▸ **WHAT YOU WILL DO**
Each line of the records that holds the word "figure" should be copied out.

▸ **PROVIDED RECORDS**
━━━━━━━━━━
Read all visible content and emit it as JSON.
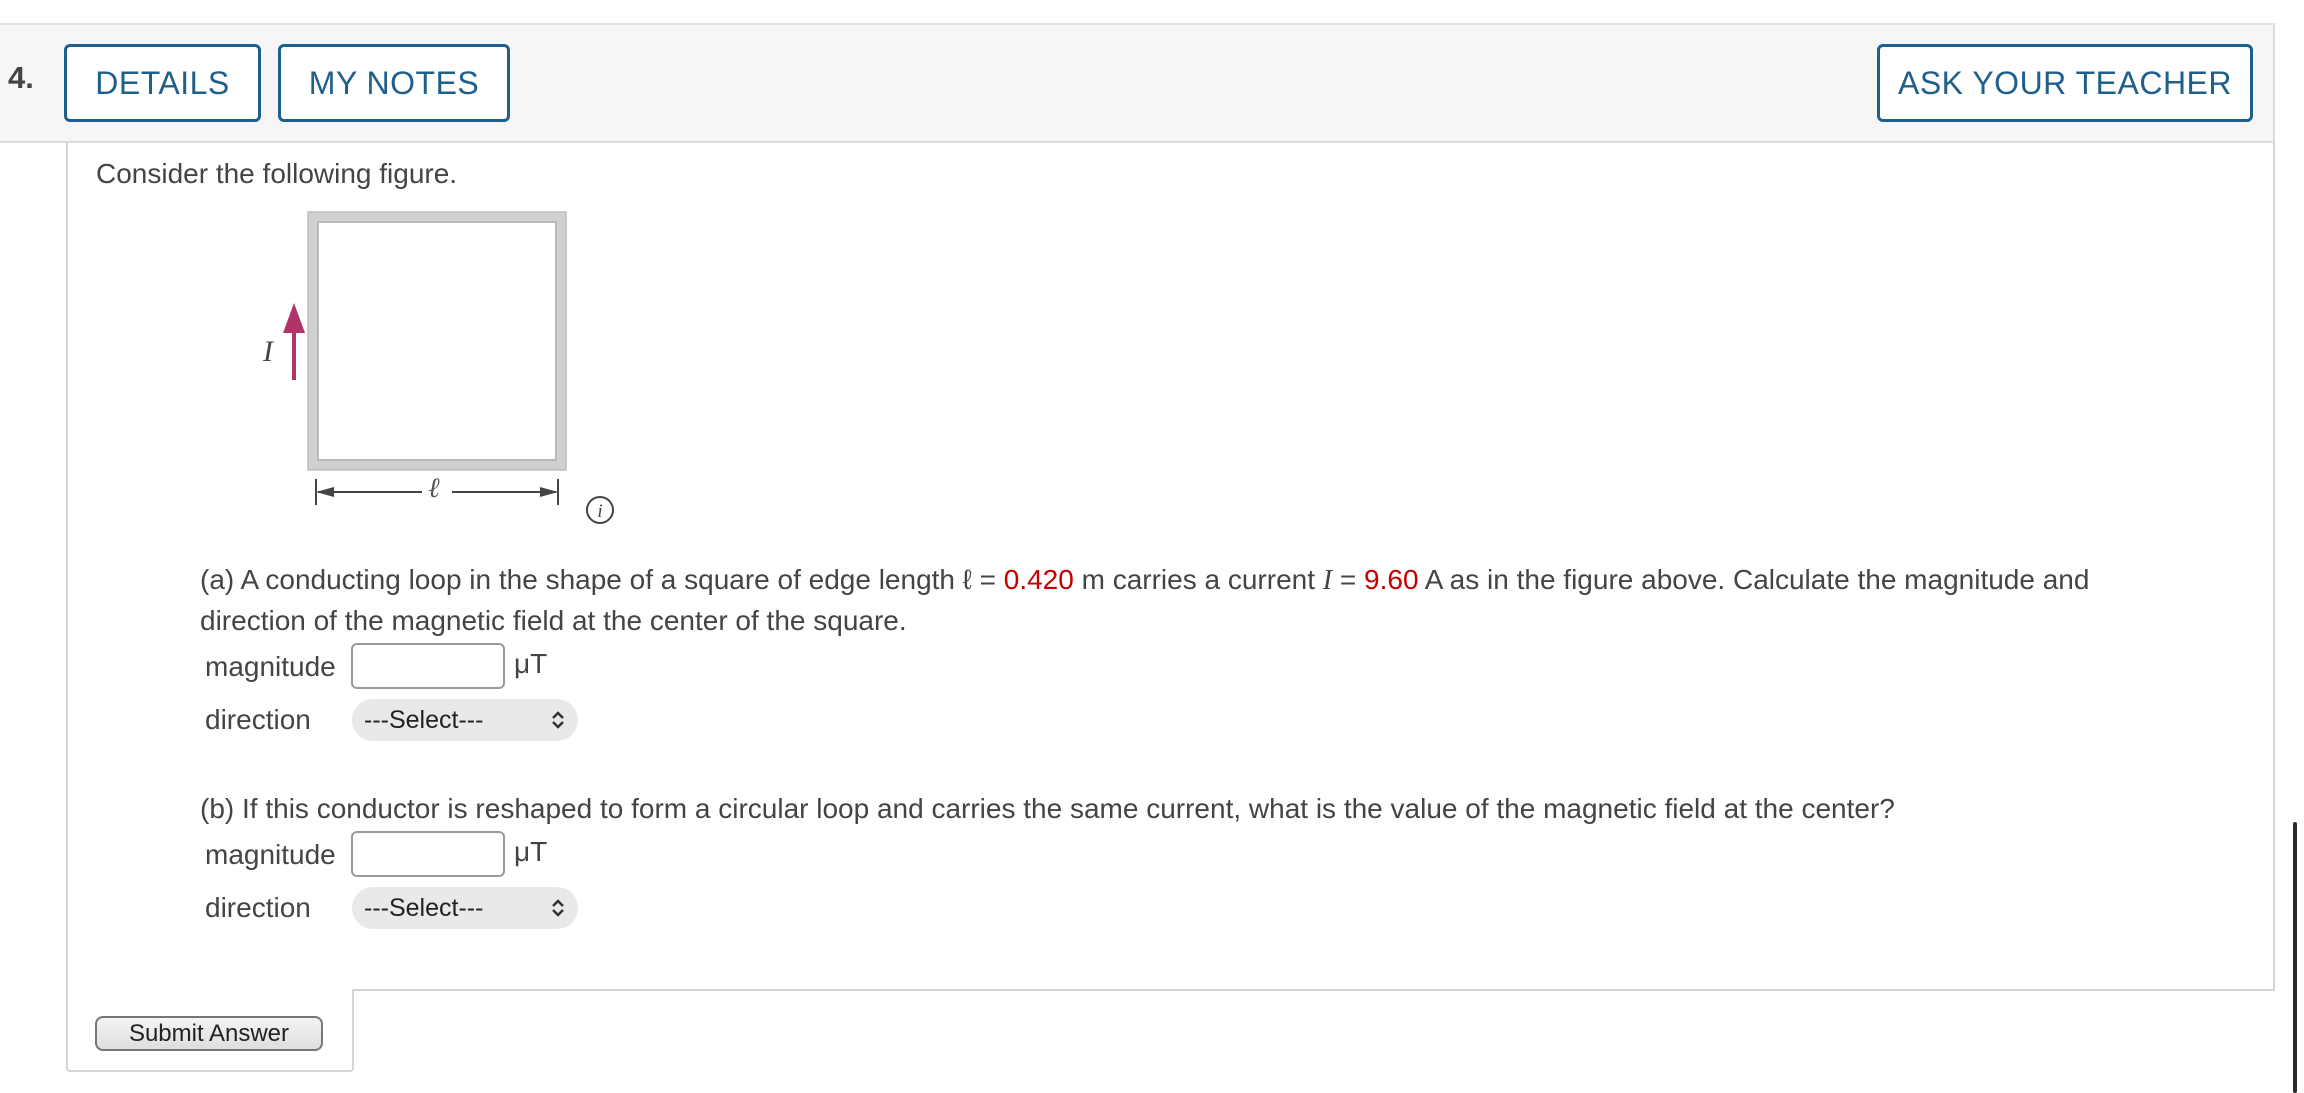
{
  "header": {
    "question_number": "4.",
    "details_label": "DETAILS",
    "notes_label": "MY NOTES",
    "ask_label": "ASK YOUR TEACHER"
  },
  "intro": "Consider the following figure.",
  "figure": {
    "current_label": "I",
    "length_label": "ℓ",
    "info_icon": "info-icon"
  },
  "part_a": {
    "text_1": "(a) A conducting loop in the shape of a square of edge length ℓ = ",
    "edge_value": "0.420",
    "text_2": " m carries a current ",
    "current_symbol": "I",
    "text_3": " = ",
    "current_value": "9.60",
    "text_4": " A as in the figure above. Calculate the magnitude and",
    "text_line2": "direction of the magnetic field at the center of the square.",
    "magnitude_label": "magnitude",
    "magnitude_value": "",
    "unit": "μT",
    "direction_label": "direction",
    "direction_selected": "---Select---"
  },
  "part_b": {
    "text": "(b) If this conductor is reshaped to form a circular loop and carries the same current, what is the value of the magnetic field at the center?",
    "magnitude_label": "magnitude",
    "magnitude_value": "",
    "unit": "μT",
    "direction_label": "direction",
    "direction_selected": "---Select---"
  },
  "submit_label": "Submit Answer",
  "colors": {
    "button_blue": "#1f5f8b",
    "given_value_red": "#c40000",
    "arrow_magenta": "#b0336a"
  }
}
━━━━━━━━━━
▸ **RESPONSE TO THE EXERCISE**
  "intro": "Consider the following figure.",
  "figure": {
    "text_4": " A as in the figure above. Calculate the magnitude and",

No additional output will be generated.